This post is about a brutal illness caused by Salmonella. It happened to one of our clients several years ago. Don’t stop reading just because you think you’ve seen, or heard about, every varient of a Salmonella illness. I assure you that you’ve never seen one quite like this before.
At the request of our former client, I have changed the names and locations in this narrative:
Our client, Ron, was infected with Salmonella during a sporting banquet in Indiana. His illness began on July 27, 2004. At first, he suffered from predominantly gastrointestinal symptoms that were, in light of what was to come, relatively mild.
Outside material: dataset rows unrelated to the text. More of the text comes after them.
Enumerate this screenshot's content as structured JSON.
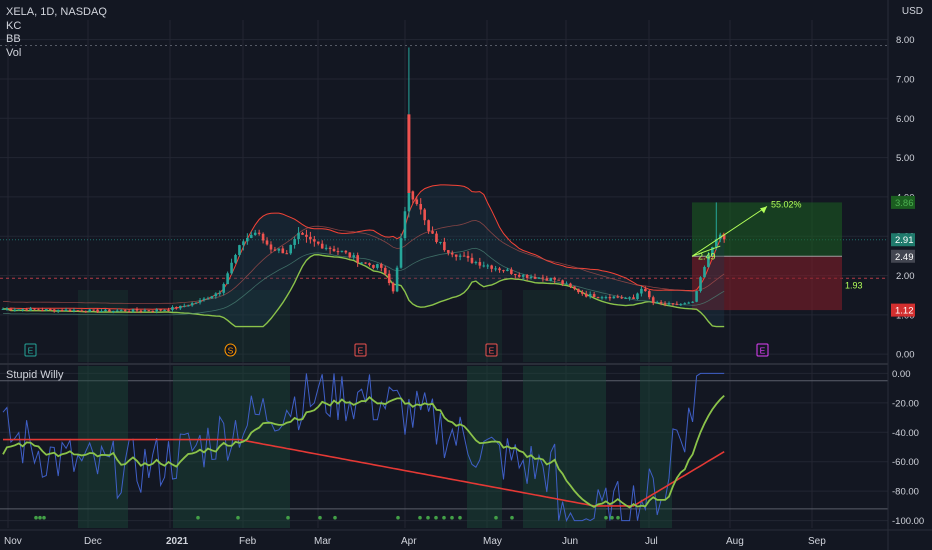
{
  "legend": {
    "symbol": "XELA, 1D, NASDAQ",
    "ind1": "KC",
    "ind2": "BB",
    "ind3": "Vol"
  },
  "currency": "USD",
  "oscillator_title": "Stupid Willy",
  "colors": {
    "background": "#131722",
    "grid": "#232632",
    "text": "#d1d4dc",
    "up": "#26a69a",
    "down": "#ef5350",
    "bb": "#8bc34a",
    "kc": "#f44336",
    "osc_line": "#3f5fc7",
    "osc_green": "#8bc34a",
    "osc_red": "#e53935",
    "target_zone": "#1b5e20",
    "stop_zone": "#7f1d28"
  },
  "chart_data": [
    {
      "type": "candlestick",
      "title": "XELA, 1D, NASDAQ",
      "x_axis": {
        "ticks": [
          "Nov",
          "Dec",
          "2021",
          "Feb",
          "Mar",
          "Apr",
          "May",
          "Jun",
          "Jul",
          "Aug",
          "Sep"
        ]
      },
      "y_axis": {
        "range": [
          -0.2,
          8.5
        ],
        "ticks": [
          "0.00",
          "1.00",
          "2.00",
          "3.00",
          "4.00",
          "5.00",
          "6.00",
          "7.00",
          "8.00"
        ]
      },
      "price_labels": [
        {
          "value": 3.86,
          "text": "3.86",
          "kind": "target"
        },
        {
          "value": 2.91,
          "text": "2.91",
          "kind": "last"
        },
        {
          "value": 2.49,
          "text": "2.49",
          "kind": "entry"
        },
        {
          "value": 1.12,
          "text": "1.12",
          "kind": "stop"
        }
      ],
      "position_tool": {
        "entry": 2.49,
        "target": 3.86,
        "stop": 1.12,
        "target_pct_label": "55.02%",
        "entry_label": "2.49",
        "mid_label": "1.93"
      },
      "earnings_markers": [
        "E",
        "S",
        "E",
        "E",
        "E"
      ],
      "key_prices": {
        "feb_high": 3.5,
        "mar_spike_high": 7.8,
        "jun_low": 1.2,
        "jul_high": 3.86,
        "last": 2.91
      }
    },
    {
      "type": "line",
      "title": "Stupid Willy",
      "y_axis": {
        "range": [
          -105,
          5
        ],
        "ticks": [
          "0.00",
          "-20.00",
          "-40.00",
          "-60.00",
          "-80.00",
          "-100.00"
        ]
      },
      "series": [
        {
          "name": "",
          "color": "#3f5fc7"
        },
        {
          "name": "",
          "color": "#8bc34a"
        },
        {
          "name": "",
          "color": "#e53935"
        }
      ]
    }
  ]
}
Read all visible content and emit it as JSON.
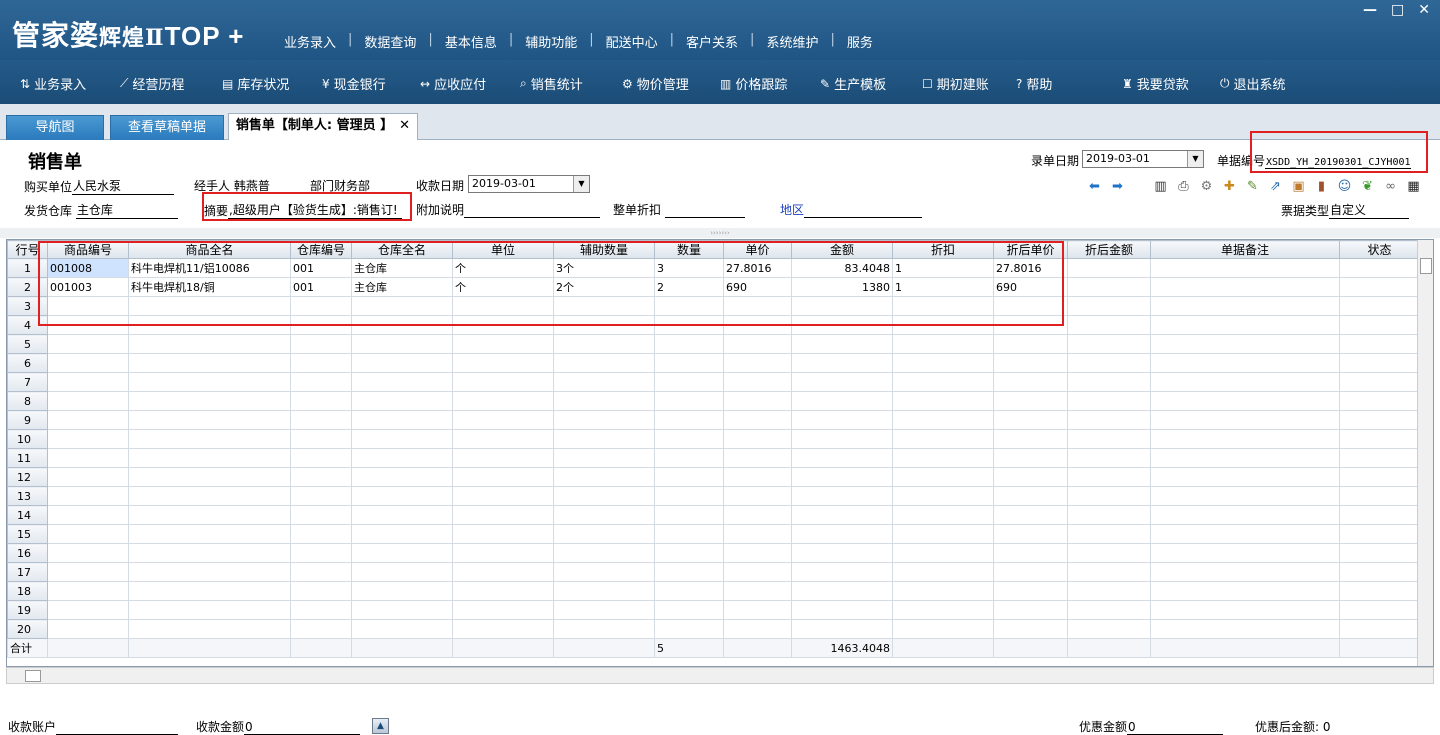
{
  "app": {
    "logo_main": "管家婆",
    "logo_sub": "辉煌Ⅱ",
    "logo_top": "TOP +",
    "top_menu": [
      "业务录入",
      "数据查询",
      "基本信息",
      "辅助功能",
      "配送中心",
      "客户关系",
      "系统维护",
      "服务"
    ],
    "window_controls": [
      "—",
      "□",
      "✕"
    ]
  },
  "toolbar": {
    "items": [
      {
        "icon": "link-icon",
        "glyph": "⇅",
        "label": "业务录入"
      },
      {
        "icon": "chart-line-icon",
        "glyph": "⟋",
        "label": "经营历程"
      },
      {
        "icon": "document-icon",
        "glyph": "▤",
        "label": "库存状况"
      },
      {
        "icon": "yen-icon",
        "glyph": "¥",
        "label": "现金银行"
      },
      {
        "icon": "arrows-icon",
        "glyph": "↔",
        "label": "应收应付"
      },
      {
        "icon": "search-icon",
        "glyph": "⌕",
        "label": "销售统计"
      },
      {
        "icon": "gear-icon",
        "glyph": "⚙",
        "label": "物价管理"
      },
      {
        "icon": "bar-chart-icon",
        "glyph": "▥",
        "label": "价格跟踪"
      },
      {
        "icon": "wrench-icon",
        "glyph": "✎",
        "label": "生产模板"
      },
      {
        "icon": "edit-icon",
        "glyph": "☐",
        "label": "期初建账"
      },
      {
        "icon": "question-icon",
        "glyph": "?",
        "label": "帮助"
      },
      {
        "icon": "moneybag-icon",
        "glyph": "♜",
        "label": "我要贷款"
      },
      {
        "icon": "power-icon",
        "glyph": "⏻",
        "label": "退出系统"
      }
    ]
  },
  "tabs": [
    {
      "label": "导航图"
    },
    {
      "label": "查看草稿单据"
    },
    {
      "label": "销售单【制单人: 管理员 】",
      "close": "✕"
    }
  ],
  "form": {
    "title": "销售单",
    "buyer_label": "购买单位",
    "buyer_value": "人民水泵",
    "handler_label": "经手人",
    "handler_value": "韩燕普",
    "dept_label": "部门",
    "dept_value": "财务部",
    "pay_date_label": "收款日期",
    "pay_date_value": "2019-03-01",
    "entry_date_label": "录单日期",
    "entry_date_value": "2019-03-01",
    "bill_no_label": "单据编号",
    "bill_no_value": "XSDD_YH_20190301_CJYH001",
    "warehouse_label": "发货仓库",
    "warehouse_value": "主仓库",
    "summary_label": "摘要",
    "summary_value": ",超级用户【验货生成】:销售订!",
    "extra_label": "附加说明",
    "extra_value": "",
    "discount_label": "整单折扣",
    "discount_value": "",
    "region_label": "地区",
    "region_value": "",
    "bill_type_label": "票据类型",
    "bill_type_value": "自定义"
  },
  "action_icons": [
    {
      "name": "back-arrow-icon",
      "glyph": "⬅",
      "color": "#1e73c8"
    },
    {
      "name": "forward-arrow-icon",
      "glyph": "➡",
      "color": "#1e73c8"
    },
    {
      "name": "bar-chart-icon",
      "glyph": "▥",
      "color": "#333333"
    },
    {
      "name": "printer-icon",
      "glyph": "⎙",
      "color": "#444444"
    },
    {
      "name": "gear-icon",
      "glyph": "⚙",
      "color": "#777777"
    },
    {
      "name": "add-document-icon",
      "glyph": "✚",
      "color": "#c88a1a"
    },
    {
      "name": "edit-note-icon",
      "glyph": "✎",
      "color": "#5a8a2a"
    },
    {
      "name": "export-icon",
      "glyph": "⇗",
      "color": "#2a6aa8"
    },
    {
      "name": "package-icon",
      "glyph": "▣",
      "color": "#c07a30"
    },
    {
      "name": "door-icon",
      "glyph": "▮",
      "color": "#a0522d"
    },
    {
      "name": "user-icon",
      "glyph": "☺",
      "color": "#2a6aa8"
    },
    {
      "name": "leaf-icon",
      "glyph": "❦",
      "color": "#3a9a2a"
    },
    {
      "name": "chain-link-icon",
      "glyph": "∞",
      "color": "#666666"
    },
    {
      "name": "qr-code-icon",
      "glyph": "▦",
      "color": "#222222"
    }
  ],
  "grid": {
    "columns": [
      "行号",
      "商品编号",
      "商品全名",
      "仓库编号",
      "仓库全名",
      "单位",
      "辅助数量",
      "数量",
      "单价",
      "金额",
      "折扣",
      "折后单价",
      "折后金额",
      "单据备注",
      "状态"
    ],
    "rows": [
      [
        "1",
        "001008",
        "科牛电焊机11/铝10086",
        "001",
        "主仓库",
        "个",
        "3个",
        "3",
        "27.8016",
        "83.4048",
        "1",
        "27.8016",
        "",
        "",
        ""
      ],
      [
        "2",
        "001003",
        "科牛电焊机18/铜",
        "001",
        "主仓库",
        "个",
        "2个",
        "2",
        "690",
        "1380",
        "1",
        "690",
        "",
        "",
        ""
      ],
      [
        "3",
        "",
        "",
        "",
        "",
        "",
        "",
        "",
        "",
        "",
        "",
        "",
        "",
        "",
        ""
      ],
      [
        "4",
        "",
        "",
        "",
        "",
        "",
        "",
        "",
        "",
        "",
        "",
        "",
        "",
        "",
        ""
      ],
      [
        "5",
        "",
        "",
        "",
        "",
        "",
        "",
        "",
        "",
        "",
        "",
        "",
        "",
        "",
        ""
      ],
      [
        "6",
        "",
        "",
        "",
        "",
        "",
        "",
        "",
        "",
        "",
        "",
        "",
        "",
        "",
        ""
      ],
      [
        "7",
        "",
        "",
        "",
        "",
        "",
        "",
        "",
        "",
        "",
        "",
        "",
        "",
        "",
        ""
      ],
      [
        "8",
        "",
        "",
        "",
        "",
        "",
        "",
        "",
        "",
        "",
        "",
        "",
        "",
        "",
        ""
      ],
      [
        "9",
        "",
        "",
        "",
        "",
        "",
        "",
        "",
        "",
        "",
        "",
        "",
        "",
        "",
        ""
      ],
      [
        "10",
        "",
        "",
        "",
        "",
        "",
        "",
        "",
        "",
        "",
        "",
        "",
        "",
        "",
        ""
      ],
      [
        "11",
        "",
        "",
        "",
        "",
        "",
        "",
        "",
        "",
        "",
        "",
        "",
        "",
        "",
        ""
      ],
      [
        "12",
        "",
        "",
        "",
        "",
        "",
        "",
        "",
        "",
        "",
        "",
        "",
        "",
        "",
        ""
      ],
      [
        "13",
        "",
        "",
        "",
        "",
        "",
        "",
        "",
        "",
        "",
        "",
        "",
        "",
        "",
        ""
      ],
      [
        "14",
        "",
        "",
        "",
        "",
        "",
        "",
        "",
        "",
        "",
        "",
        "",
        "",
        "",
        ""
      ],
      [
        "15",
        "",
        "",
        "",
        "",
        "",
        "",
        "",
        "",
        "",
        "",
        "",
        "",
        "",
        ""
      ],
      [
        "16",
        "",
        "",
        "",
        "",
        "",
        "",
        "",
        "",
        "",
        "",
        "",
        "",
        "",
        ""
      ],
      [
        "17",
        "",
        "",
        "",
        "",
        "",
        "",
        "",
        "",
        "",
        "",
        "",
        "",
        "",
        ""
      ],
      [
        "18",
        "",
        "",
        "",
        "",
        "",
        "",
        "",
        "",
        "",
        "",
        "",
        "",
        "",
        ""
      ],
      [
        "19",
        "",
        "",
        "",
        "",
        "",
        "",
        "",
        "",
        "",
        "",
        "",
        "",
        "",
        ""
      ],
      [
        "20",
        "",
        "",
        "",
        "",
        "",
        "",
        "",
        "",
        "",
        "",
        "",
        "",
        "",
        ""
      ]
    ],
    "total": [
      "合计",
      "",
      "",
      "",
      "",
      "",
      "",
      "5",
      "",
      "1463.4048",
      "",
      "",
      "",
      "",
      ""
    ]
  },
  "footer": {
    "account_label": "收款账户",
    "account_value": "",
    "amount_label": "收款金额",
    "amount_value": "0",
    "discount_amount_label": "优惠金额",
    "discount_amount_value": "0",
    "after_discount_label": "优惠后金额:",
    "after_discount_value": "0"
  },
  "colors": {
    "header_bg": "#2f6797",
    "toolbar_bg": "#245a89",
    "highlight_red": "#e02020",
    "tab_blue": "#2a7abd"
  }
}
By August 1, Ron was in the emergency room at a nearby hospital The attending physician there noted repetitive diarrhea and, though the vomiting had subsided, that Ron continued to feel “somewhat nauseous and gaggy.” Ron was re-hydrated with a liter of normal saline, and twenty-five milligrams of Phenergan, an anti-nausea medication, were introduced intravenously. He was discharged several hours later with a prescription for Ciprofloxacin, an antibiotic.
Ron’s course over the next two months is one that defies clever adjectival description: He felt generally ill pretty much all of the time. He did manage to return to work after a couple of day’s absence, but he struggled to be as productive as usual, was frequently irritable, and seemed constantly besieged by abdominal discomfort. It was during this time that Ron learned that his stool sample had cultured positive for Salmonella, group D.
The same state of ill health persisted throughout August and September. “Then,” as Ron recalls, “came the first weekend in October,” and “any thoughts I had that the first bout in July was the sickest I’d ever been faded quickly.&rdquo